Nonetheless, things worked as well as I could have expected, if not better.
Coyote Point in San Mateo, right around the Marina.
The wonderful @salemhaile
Before starting this shoot I really just felt disappointed about how overcast it was. San Mateo is generally pretty sunny and seeing all the haze and fog was a bit of a let down.
The only good thing about overcast lighting is that using a soft box does make the lighting a bit more softer than usual. Of course, you can also get by with less flash.
I had never been to this specific location before. My initial idea was to go along the rocks but the way across looked a little rougher than expected and it was busy enough with people fishing that I decided against it.
This was one of the few times I used a flash setup from two different directions at the same time. I think more than anything I expected it to be sunny so I expected to need more flash. The good thing is that it ended up making the light a little more even and I think it worked with the hazy ambiance.
There really wasn’t anything particularly challenging with this shoot. The biggest question was how things would work with overcast weather. If I had shot this without flash, the sky would have been bright, almost white, and it’s a look I don’t like. That’s why flash helps because I can bring down the exposure to the point where the model looks underexposed, and then you just use the flash to bring the model back into proper exposure. So then it ends up being a grey sky, which isn’t ideal for me but it’s better than white.
That’s really what flash is all about for me. I make the sky the color that I want and then use flash to make the model not be underexposed.
The other tricky thing is that little by little, it started clearing up and by the end of the shoot there was a little sun peaking out. We started getting some color from the sky, which I like. So then it’s just a matter of adjust settings and using more flash because there’s more of a need to compensate. It’s counterintuitive but the more light you have, the more flash you need for it to make enough of an impact. The less light you have, like at night, or indoor, the less flash you need because you don’t have to overpower as much light.
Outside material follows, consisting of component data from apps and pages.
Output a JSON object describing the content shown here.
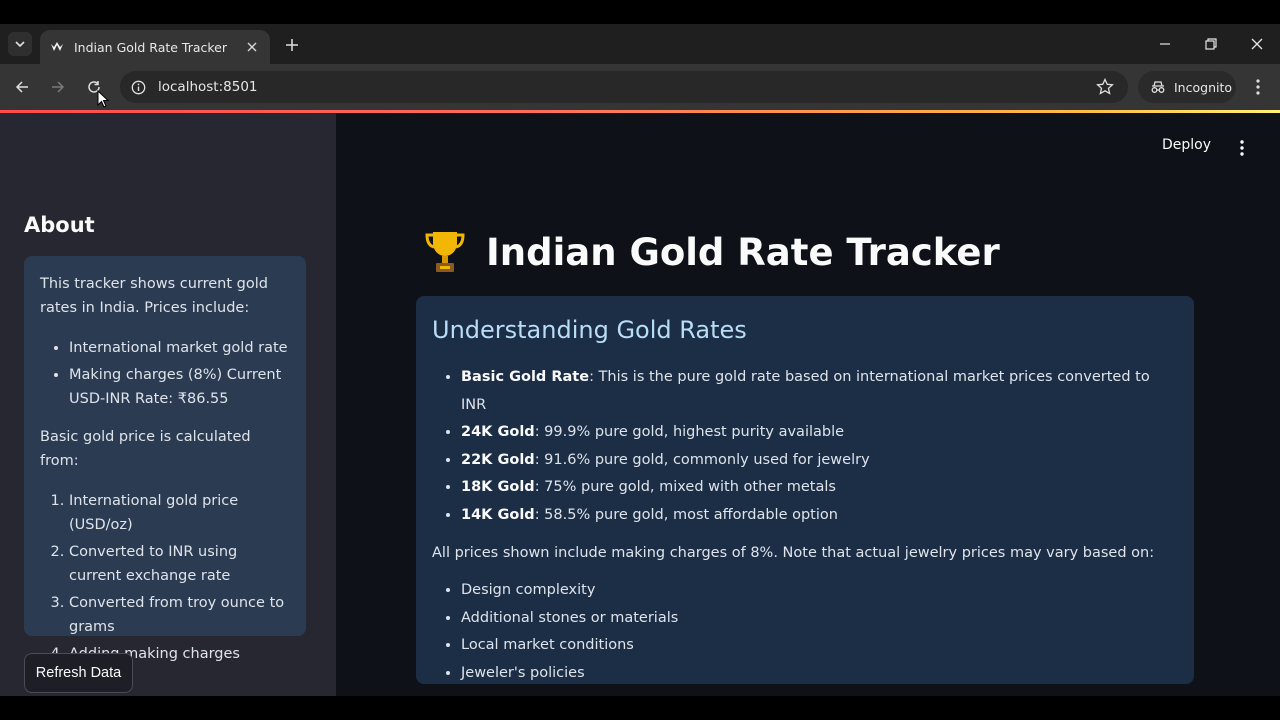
{
  "browser": {
    "tab_title": "Indian Gold Rate Tracker",
    "url": "localhost:8501",
    "incognito_label": "Incognito",
    "icons": [
      "tab-search-icon",
      "close-icon",
      "plus-icon",
      "minimize-icon",
      "restore-icon",
      "close-window-icon",
      "back-icon",
      "forward-icon",
      "reload-icon",
      "info-icon",
      "star-icon",
      "incognito-icon",
      "kebab-menu-icon"
    ]
  },
  "app_header": {
    "deploy_label": "Deploy"
  },
  "sidebar": {
    "title": "About",
    "intro": "This tracker shows current gold rates in India. Prices include:",
    "bullets": [
      "International market gold rate",
      "Making charges (8%) Current USD-INR Rate: ₹86.55"
    ],
    "calc_intro": "Basic gold price is calculated from:",
    "steps": [
      "International gold price (USD/oz)",
      "Converted to INR using current exchange rate",
      "Converted from troy ounce to grams",
      "Adding making charges"
    ],
    "refresh_label": "Refresh Data"
  },
  "main": {
    "title": "Indian Gold Rate Tracker",
    "title_icon": "trophy-icon",
    "section_heading": "Understanding Gold Rates",
    "definitions": [
      {
        "term": "Basic Gold Rate",
        "text": ": This is the pure gold rate based on international market prices converted to INR"
      },
      {
        "term": "24K Gold",
        "text": ": 99.9% pure gold, highest purity available"
      },
      {
        "term": "22K Gold",
        "text": ": 91.6% pure gold, commonly used for jewelry"
      },
      {
        "term": "18K Gold",
        "text": ": 75% pure gold, mixed with other metals"
      },
      {
        "term": "14K Gold",
        "text": ": 58.5% pure gold, most affordable option"
      }
    ],
    "note": "All prices shown include making charges of 8%. Note that actual jewelry prices may vary based on:",
    "factors": [
      "Design complexity",
      "Additional stones or materials",
      "Local market conditions",
      "Jeweler's policies"
    ]
  },
  "colors": {
    "accent_gradient_start": "#ff4b4b",
    "accent_gradient_end": "#fff176",
    "sidebar_bg": "#262730",
    "main_bg": "#0e1117",
    "info_box_bg": "#1c2e46",
    "heading_blue": "#b9dcf7"
  }
}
More than anything, I know any time I shoot with Salem I’m guaranteed to have a great shoot. So that definitely helped no matter if it was overcast, rain, or shine.
Check out the results below.